But like all conceptual obsessions there’s a root in the personal, and it’s finally grown so large that I can’t ignore it. In the last few months I have developed a visceral aversion to processing my photographs.
By processing I mean putting them through Lightroom on my Mac and posting them to Flickr for people to look at. This is the closest I probably get to making prints for a gallery and it seems my aversion to galleries has crept, like mould, towards my online activities.
Yes, there are issues around Flickr being a ghost-town (but I tried the community-centric 500px and it didn’t stick). Yes there is the sense that my photos mean nothing within the vast oceans of digital images swirling around online. But these things shouldn’t matter. It shouldn’t matter if no-one sees them. Making the photos themselves should be enough.
Indeed, I still enjoy taking them as much as I ever did. I get a creating thrill from being in a place, exploring it with my eyes, and recording the reflected light onto a rectangular canvas. I get a kick from looking at the screen on the back of the camera and seeing that, yes, I got that one. I made an art.
But after that, not so much really.
And it’s not that I just can’t be bothered to process the photos. It’s that, once selecting the good ones and rejecting the mistakes and iterations, I get this stubborn feeling of “don’t want to”, like a child who doesn’t want to do whatever that child has arbitrarily decided they don’t want to do.
And so they stay in Lightroom, until I decide enough is enough and I give them a simple process before dumping them on Flickr.
The exception this holiday has been the three Hockney-esque joiners I made. Click on them for bigger.
With these I relished the processing, probably because I didn’t know what they’d look like until I finished. And once they were joined I only did a small bit of processing – some levels adjustment – to finish them off.
It’s also interesting to note that I have no such qualms about posting to Instagram. Here I always process in some way, since Instagram introduced proper processing tools alongside those (really quite terrible by any standard) filters. A bit of clarity, some warmth, a slight crop.
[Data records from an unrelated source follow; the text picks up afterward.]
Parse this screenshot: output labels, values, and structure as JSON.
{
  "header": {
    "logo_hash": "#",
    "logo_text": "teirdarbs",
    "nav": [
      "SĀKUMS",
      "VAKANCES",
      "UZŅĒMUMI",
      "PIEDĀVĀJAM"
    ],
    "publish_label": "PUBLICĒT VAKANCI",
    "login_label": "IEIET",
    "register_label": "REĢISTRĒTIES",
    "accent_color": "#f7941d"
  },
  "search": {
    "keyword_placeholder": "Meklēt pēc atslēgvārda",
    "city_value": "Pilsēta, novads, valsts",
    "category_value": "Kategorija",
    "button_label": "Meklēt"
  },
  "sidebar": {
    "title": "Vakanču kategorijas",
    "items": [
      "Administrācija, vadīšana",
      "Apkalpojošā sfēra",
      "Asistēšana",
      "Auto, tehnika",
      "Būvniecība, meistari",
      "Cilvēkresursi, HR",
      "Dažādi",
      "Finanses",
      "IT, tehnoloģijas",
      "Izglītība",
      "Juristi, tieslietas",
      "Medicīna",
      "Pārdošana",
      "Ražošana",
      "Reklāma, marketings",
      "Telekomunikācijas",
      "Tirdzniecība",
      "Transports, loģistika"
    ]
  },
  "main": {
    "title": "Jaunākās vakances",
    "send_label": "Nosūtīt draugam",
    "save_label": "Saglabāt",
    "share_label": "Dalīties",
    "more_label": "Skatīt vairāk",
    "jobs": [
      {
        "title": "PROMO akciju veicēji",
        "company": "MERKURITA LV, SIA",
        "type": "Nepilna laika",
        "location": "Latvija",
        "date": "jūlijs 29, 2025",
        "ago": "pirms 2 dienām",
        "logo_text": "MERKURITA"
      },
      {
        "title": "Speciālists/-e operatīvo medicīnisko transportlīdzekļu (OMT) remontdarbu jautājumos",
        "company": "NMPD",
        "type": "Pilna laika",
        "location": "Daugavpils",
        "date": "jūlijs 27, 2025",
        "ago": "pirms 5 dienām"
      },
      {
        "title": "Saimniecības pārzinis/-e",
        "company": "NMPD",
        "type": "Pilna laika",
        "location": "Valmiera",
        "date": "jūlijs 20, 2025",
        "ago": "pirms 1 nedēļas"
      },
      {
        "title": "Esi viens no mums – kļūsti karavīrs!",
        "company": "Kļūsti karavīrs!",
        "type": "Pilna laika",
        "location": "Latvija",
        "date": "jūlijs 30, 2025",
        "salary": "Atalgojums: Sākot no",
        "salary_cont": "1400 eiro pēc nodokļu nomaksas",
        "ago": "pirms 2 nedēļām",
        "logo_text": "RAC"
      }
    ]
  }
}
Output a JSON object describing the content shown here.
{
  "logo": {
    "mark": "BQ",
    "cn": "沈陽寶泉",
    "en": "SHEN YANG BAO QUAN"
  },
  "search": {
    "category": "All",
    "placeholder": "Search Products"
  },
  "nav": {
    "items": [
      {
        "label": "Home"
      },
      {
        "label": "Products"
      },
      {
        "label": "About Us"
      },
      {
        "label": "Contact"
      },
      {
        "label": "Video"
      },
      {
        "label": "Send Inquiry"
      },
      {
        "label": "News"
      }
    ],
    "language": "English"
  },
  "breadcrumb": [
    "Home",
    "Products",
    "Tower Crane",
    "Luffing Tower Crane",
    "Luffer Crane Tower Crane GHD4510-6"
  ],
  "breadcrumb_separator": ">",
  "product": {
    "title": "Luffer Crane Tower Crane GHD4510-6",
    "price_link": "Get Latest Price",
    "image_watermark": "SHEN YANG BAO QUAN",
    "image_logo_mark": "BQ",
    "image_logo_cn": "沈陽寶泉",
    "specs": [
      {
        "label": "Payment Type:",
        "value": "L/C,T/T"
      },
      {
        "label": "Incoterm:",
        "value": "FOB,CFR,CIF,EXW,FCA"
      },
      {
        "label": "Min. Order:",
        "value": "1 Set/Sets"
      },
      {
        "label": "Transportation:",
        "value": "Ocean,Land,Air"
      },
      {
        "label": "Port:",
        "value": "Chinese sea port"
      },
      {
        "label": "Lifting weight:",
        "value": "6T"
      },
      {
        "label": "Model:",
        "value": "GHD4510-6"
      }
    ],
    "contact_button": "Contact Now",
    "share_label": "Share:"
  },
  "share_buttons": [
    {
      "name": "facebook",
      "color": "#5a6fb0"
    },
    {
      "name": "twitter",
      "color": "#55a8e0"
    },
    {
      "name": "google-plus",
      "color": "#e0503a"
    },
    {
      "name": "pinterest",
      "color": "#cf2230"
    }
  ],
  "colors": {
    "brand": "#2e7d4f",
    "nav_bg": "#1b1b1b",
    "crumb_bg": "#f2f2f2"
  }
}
And processing in Lightroom isn’t any more complicated – in many ways it’s easier, given its purpose as a workflow tool.
As Gary Winogrand famously said, “I photograph to find out what something will look like photographed.” Once you’ve done that, what else is there to do?
Make more photos, I guess.
In conclusion I think the elephant in the room here might be a selfish need for something like affirmation from you lot, my audience (for want of a better word) which has become diluted over the years. I want to put my photos out there and get the views and the faves and the comments. Rationally I know that doesn’t matter, but this is not rational. This is running up to mummy with a painting and big eyes waiting for the reward of praise. It needs to be eradicated. The feedback loop needs to be, if not cut then severely curtailed.
I shall try something new. Post everything to Flickr as it emerges from my camera(s), but select (or do I mean curate?) those few I think are good. My photos that are, by my definitions, art.
I’ve been saying I’m an artist who uses photography, which excuses me from worrying about the standard of my photography. From now I shall also be a photographer who uses art.